REQUIRED WORK
Reprint all records below exactly. No images.

MATERIAL FOR THE TASK
++++++++++++++++++++

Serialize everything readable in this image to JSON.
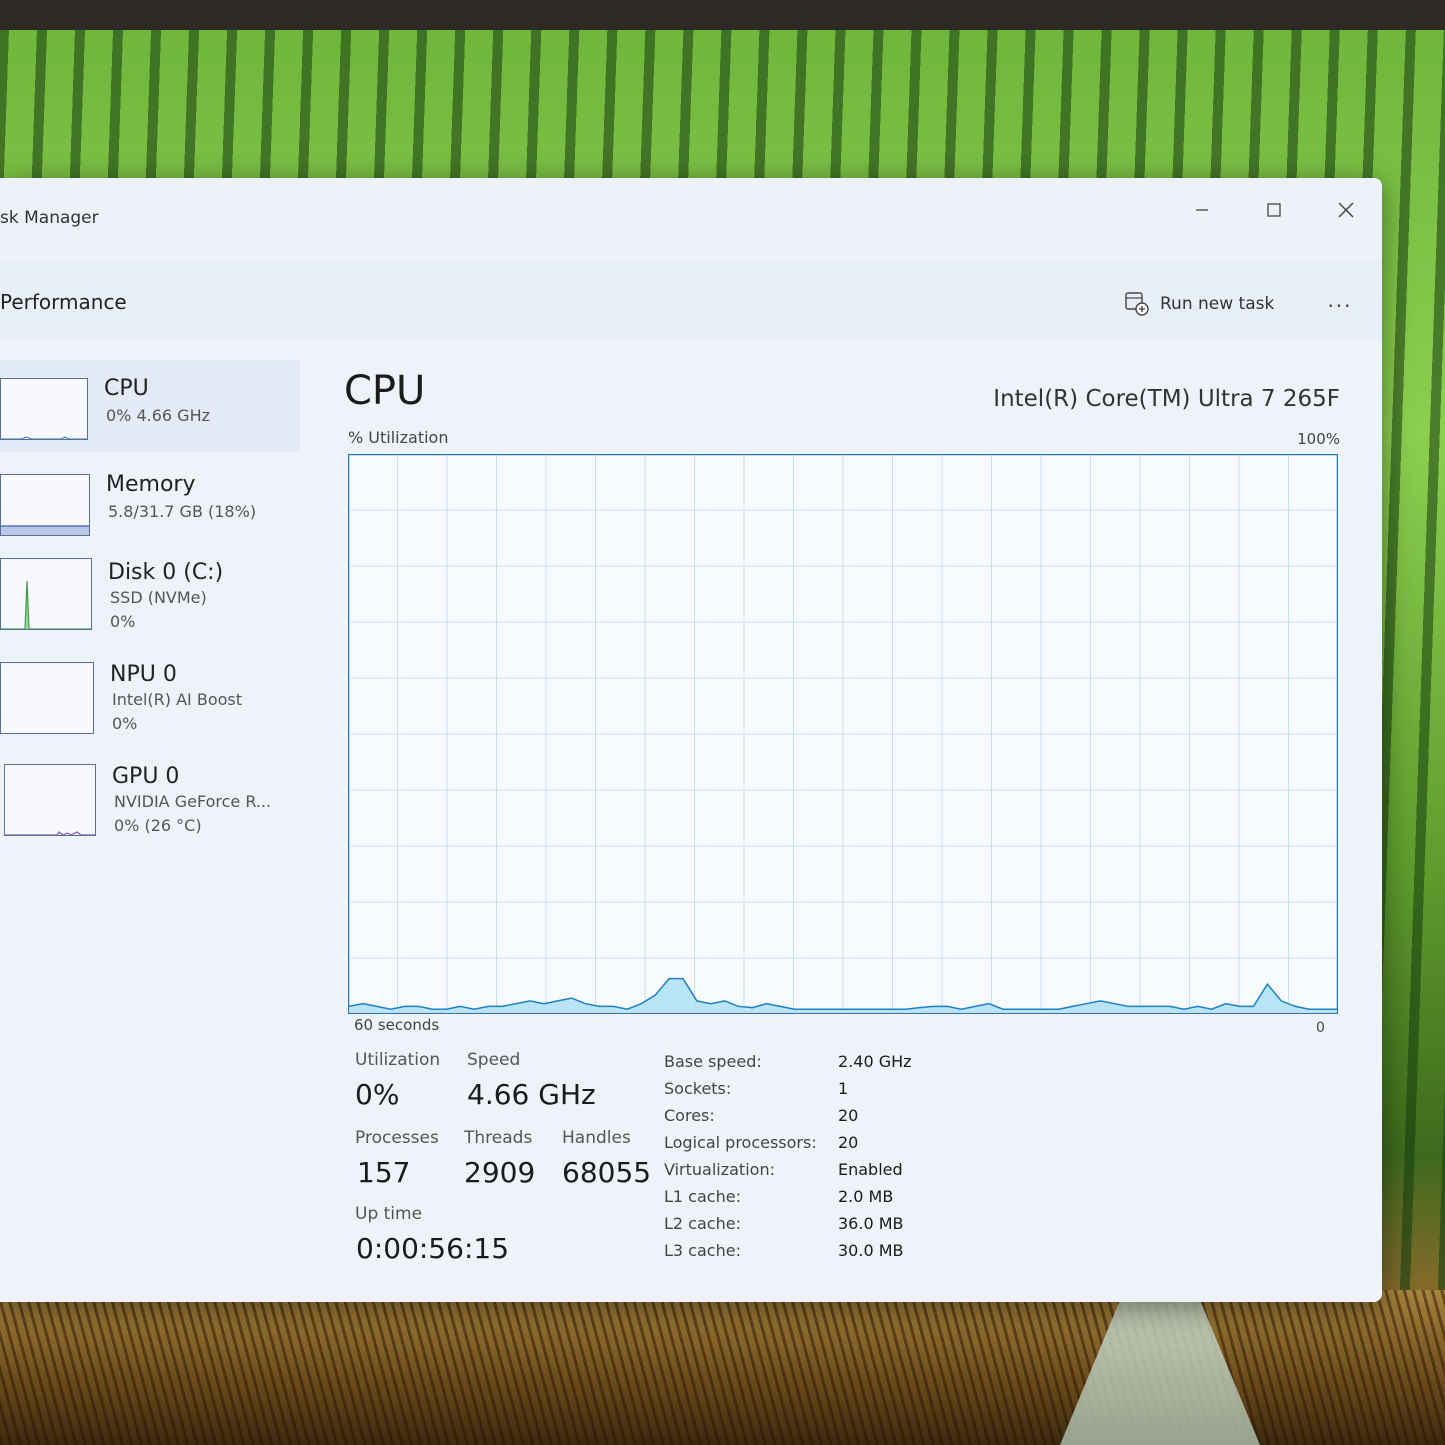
{
  "window": {
    "title": "sk Manager"
  },
  "header": {
    "page_title": "Performance",
    "run_task_label": "Run new task",
    "more_label": "..."
  },
  "sidebar": {
    "items": [
      {
        "name": "CPU",
        "sub1": "0%  4.66 GHz",
        "sub2": ""
      },
      {
        "name": "Memory",
        "sub1": "5.8/31.7 GB (18%)",
        "sub2": ""
      },
      {
        "name": "Disk 0 (C:)",
        "sub1": "SSD (NVMe)",
        "sub2": "0%"
      },
      {
        "name": "NPU 0",
        "sub1": "Intel(R) AI Boost",
        "sub2": "0%"
      },
      {
        "name": "GPU 0",
        "sub1": "NVIDIA GeForce R...",
        "sub2": "0%  (26 °C)"
      }
    ]
  },
  "main": {
    "title": "CPU",
    "model": "Intel(R) Core(TM) Ultra 7 265F",
    "util_label": "% Utilization",
    "max_label": "100%",
    "time_label": "60 seconds",
    "zero_label": "0",
    "stats": {
      "utilization_label": "Utilization",
      "utilization": "0%",
      "speed_label": "Speed",
      "speed": "4.66 GHz",
      "processes_label": "Processes",
      "processes": "157",
      "threads_label": "Threads",
      "threads": "2909",
      "handles_label": "Handles",
      "handles": "68055",
      "uptime_label": "Up time",
      "uptime": "0:00:56:15"
    },
    "specs": [
      {
        "key": "Base speed:",
        "value": "2.40 GHz"
      },
      {
        "key": "Sockets:",
        "value": "1"
      },
      {
        "key": "Cores:",
        "value": "20"
      },
      {
        "key": "Logical processors:",
        "value": "20"
      },
      {
        "key": "Virtualization:",
        "value": "Enabled"
      },
      {
        "key": "L1 cache:",
        "value": "2.0 MB"
      },
      {
        "key": "L2 cache:",
        "value": "36.0 MB"
      },
      {
        "key": "L3 cache:",
        "value": "30.0 MB"
      }
    ]
  },
  "cpu_history_percent": [
    1,
    1.5,
    1,
    0.5,
    1,
    1,
    0.5,
    0.5,
    1,
    0.5,
    1,
    1,
    1.5,
    2,
    1.5,
    2,
    2.5,
    1.5,
    1,
    1,
    0.5,
    1.5,
    3,
    6,
    6,
    2,
    1.5,
    2,
    1,
    0.8,
    1.5,
    1,
    0.5,
    0.5,
    0.5,
    0.5,
    0.5,
    0.5,
    0.5,
    0.5,
    0.5,
    0.8,
    1,
    1,
    0.5,
    1,
    1.5,
    0.5,
    0.5,
    0.5,
    0.5,
    0.5,
    1,
    1.5,
    2,
    1.5,
    1,
    1,
    1,
    1,
    0.5,
    1,
    0.5,
    1.5,
    1,
    1,
    5,
    2,
    1,
    0.5,
    0.5,
    0.5
  ],
  "colors": {
    "accent": "#1f7fc7",
    "graph_fill": "#aee1f5",
    "graph_grid": "#c8dff0",
    "graph_border": "#2b78b8"
  }
}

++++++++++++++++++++

EXERCISE RESULT
Serialize everything readable in this image to JSON.
{
  "window": {
    "title": "sk Manager"
  },
  "header": {
    "page_title": "Performance",
    "run_task_label": "Run new task",
    "more_label": "..."
  },
  "sidebar": {
    "items": [
      {
        "name": "CPU",
        "sub1": "0%  4.66 GHz",
        "sub2": ""
      },
      {
        "name": "Memory",
        "sub1": "5.8/31.7 GB (18%)",
        "sub2": ""
      },
      {
        "name": "Disk 0 (C:)",
        "sub1": "SSD (NVMe)",
        "sub2": "0%"
      },
      {
        "name": "NPU 0",
        "sub1": "Intel(R) AI Boost",
        "sub2": "0%"
      },
      {
        "name": "GPU 0",
        "sub1": "NVIDIA GeForce R...",
        "sub2": "0%  (26 °C)"
      }
    ]
  },
  "main": {
    "title": "CPU",
    "model": "Intel(R) Core(TM) Ultra 7 265F",
    "util_label": "% Utilization",
    "max_label": "100%",
    "time_label": "60 seconds",
    "zero_label": "0",
    "stats": {
      "utilization_label": "Utilization",
      "utilization": "0%",
      "speed_label": "Speed",
      "speed": "4.66 GHz",
      "processes_label": "Processes",
      "processes": "157",
      "threads_label": "Threads",
      "threads": "2909",
      "handles_label": "Handles",
      "handles": "68055",
      "uptime_label": "Up time",
      "uptime": "0:00:56:15"
    },
    "specs": [
      {
        "key": "Base speed:",
        "value": "2.40 GHz"
      },
      {
        "key": "Sockets:",
        "value": "1"
      },
      {
        "key": "Cores:",
        "value": "20"
      },
      {
        "key": "Logical processors:",
        "value": "20"
      },
      {
        "key": "Virtualization:",
        "value": "Enabled"
      },
      {
        "key": "L1 cache:",
        "value": "2.0 MB"
      },
      {
        "key": "L2 cache:",
        "value": "36.0 MB"
      },
      {
        "key": "L3 cache:",
        "value": "30.0 MB"
      }
    ]
  },
  "cpu_history_percent": [
    1,
    1.5,
    1,
    0.5,
    1,
    1,
    0.5,
    0.5,
    1,
    0.5,
    1,
    1,
    1.5,
    2,
    1.5,
    2,
    2.5,
    1.5,
    1,
    1,
    0.5,
    1.5,
    3,
    6,
    6,
    2,
    1.5,
    2,
    1,
    0.8,
    1.5,
    1,
    0.5,
    0.5,
    0.5,
    0.5,
    0.5,
    0.5,
    0.5,
    0.5,
    0.5,
    0.8,
    1,
    1,
    0.5,
    1,
    1.5,
    0.5,
    0.5,
    0.5,
    0.5,
    0.5,
    1,
    1.5,
    2,
    1.5,
    1,
    1,
    1,
    1,
    0.5,
    1,
    0.5,
    1.5,
    1,
    1,
    5,
    2,
    1,
    0.5,
    0.5,
    0.5
  ],
  "colors": {
    "accent": "#1f7fc7",
    "graph_fill": "#aee1f5",
    "graph_grid": "#c8dff0",
    "graph_border": "#2b78b8"
  }
}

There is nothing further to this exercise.